There is a new American hero. His name is Steve Monforto.
"Steve who?" you ask?
Steve traveled from Laurel Springs, NJ to Citizens Bank Park in Philadelphia to watch a Phillies game with his wife and two children this past week. In the bottom of the 5th inning, Phillies batter Jayson Werth fouled a pitch back Steve's wife, Kathleen, sat to his right, holding their 15 month old daughter on her lap. Steve's three year old daughter, Emily, was to his left.
The foul ball made its way backwards towards the upper deck but fell just short of reaching the upper deck. The Monforto's were sitting in the front row of the upper deck and Steve reached far over the railing and caught the ball before it made its way down to the lower deck. It was a great catch and a special moment.
Steve had been going to Phillies games since he was three years old and had never caught a foul ball. You could see the thrill on his face. Fans throughout the stadium cheered for him. Nearby fans bumped fists and slapped five with him. He raised his arms high in victory. He turned to his left and gave his daughter Emily a high five. Then he even handed her the ball. A truly special moment.
Until Emily did the unthinkable.
She took the ball and threw it over the railing to the section below.
Anyone watching probably braced themselves for Steve to unleash his wrath on his daughter. After all, what was she thinking? How could she do that?
But what did Steve do?
He stared at her in disbelief for a brief second with a smile on his face. Emily, perhaps because of the crowd's shock with what she did, quickly realized that perhaps she did something wrong. Steve then cradled his daughter against his chest while smiling at his wife and continued to hold Emily and caress her hair, showing her incredible love. And the smile never left his face.
Click here to watch the video of Steve and Emily
Many fathers would have been fuming. His first foul ball ever? No ball to show his buddies at work? Perhaps the mother would have to step in to comfort the young girl while the father seethed, wanting nothing to do with his daughter.

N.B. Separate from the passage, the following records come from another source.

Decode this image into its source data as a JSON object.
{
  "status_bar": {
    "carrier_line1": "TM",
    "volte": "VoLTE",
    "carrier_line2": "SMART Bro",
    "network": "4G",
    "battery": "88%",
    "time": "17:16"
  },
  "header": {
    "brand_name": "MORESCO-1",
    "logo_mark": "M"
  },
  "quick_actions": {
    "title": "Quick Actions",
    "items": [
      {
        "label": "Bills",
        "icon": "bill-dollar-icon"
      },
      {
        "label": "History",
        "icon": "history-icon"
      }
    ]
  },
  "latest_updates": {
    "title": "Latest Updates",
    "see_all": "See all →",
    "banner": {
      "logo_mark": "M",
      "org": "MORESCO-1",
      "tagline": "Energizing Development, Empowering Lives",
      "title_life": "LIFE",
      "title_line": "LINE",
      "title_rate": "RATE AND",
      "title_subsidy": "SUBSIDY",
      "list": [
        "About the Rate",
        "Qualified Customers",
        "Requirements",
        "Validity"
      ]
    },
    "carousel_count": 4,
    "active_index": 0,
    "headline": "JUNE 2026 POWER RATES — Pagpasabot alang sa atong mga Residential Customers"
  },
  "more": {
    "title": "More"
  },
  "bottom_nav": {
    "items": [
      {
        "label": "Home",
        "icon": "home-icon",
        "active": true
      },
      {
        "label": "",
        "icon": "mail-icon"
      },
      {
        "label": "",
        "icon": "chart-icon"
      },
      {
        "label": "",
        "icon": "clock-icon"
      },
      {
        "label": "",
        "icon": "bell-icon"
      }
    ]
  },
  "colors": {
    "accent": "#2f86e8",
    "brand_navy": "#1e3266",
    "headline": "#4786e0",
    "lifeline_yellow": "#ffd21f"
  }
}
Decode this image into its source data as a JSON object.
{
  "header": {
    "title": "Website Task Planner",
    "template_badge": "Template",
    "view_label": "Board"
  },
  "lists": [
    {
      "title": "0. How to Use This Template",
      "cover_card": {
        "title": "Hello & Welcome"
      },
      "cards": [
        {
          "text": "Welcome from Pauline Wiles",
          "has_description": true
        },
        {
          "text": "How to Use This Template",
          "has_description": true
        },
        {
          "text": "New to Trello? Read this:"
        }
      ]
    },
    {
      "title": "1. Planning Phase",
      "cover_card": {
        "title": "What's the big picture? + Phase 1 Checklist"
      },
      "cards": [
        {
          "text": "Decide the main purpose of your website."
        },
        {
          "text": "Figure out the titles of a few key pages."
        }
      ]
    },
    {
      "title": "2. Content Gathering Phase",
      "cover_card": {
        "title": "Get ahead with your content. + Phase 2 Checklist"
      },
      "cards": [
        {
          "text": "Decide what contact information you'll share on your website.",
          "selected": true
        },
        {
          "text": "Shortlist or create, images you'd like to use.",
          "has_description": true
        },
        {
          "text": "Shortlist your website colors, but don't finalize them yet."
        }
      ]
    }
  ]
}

And all of that would have been caught on television for the world to see. Had Steve reacted like many other fathers, he would be seen on television stations and web sites throughout the world as the father who lost his cool because of a baseball.
Instead, Steve is being looked up to as a hero. The Phillies are being bombarded with calls from both local and national media for more information regarding the story. The family is appearing on NBC's Today Show where they are being presented with a surprise gift. One moment of good parenting has turned into a national story of great parenting.
And how easily it could have gone the other way. Think of the shame, humiliation and disgrace that an angry father would have to absorb and confront on a national level.
The "cameras" are always on us.
This story has particular relevance during the High Holiday season. During this time of year we remind ourselves that the "cameras" are always on us. As King Solomon taught in three different places: "The ways of man are before God's eyes" (Proverbs 5:21), "God's eyes are in every place, keeping watch on the evil and the good" (Proverbs 15:3), and "God will judge every action." (Ecclesiastes 12:14)
During these days we talk about God's judgment of all our actions. While there may be no cameras or national audience, He sees everything and records all of our deeds.
Thus, our tradition teaches: "Consider three things and you will not come to sin. Know what is above you – a watchful Eye, an Ear that hears, and all of your actions are recorded in a book" (Ethics of our Fathers 2:1).
This is the time of year when we try to internalize this lesson and now we have the perfect story to motivate ourselves to do so. Steve Monforto wasn't performing for the cameras. He was simply being himself, a caring and loving dad. And now, because of the cameras, he will forever be remembered in that way.
Let's all remember that the Divine cameras are always rolling and at every moment of our lives we can choose to have that moment remembered perpetually for the bad or celebrated eternally for the good.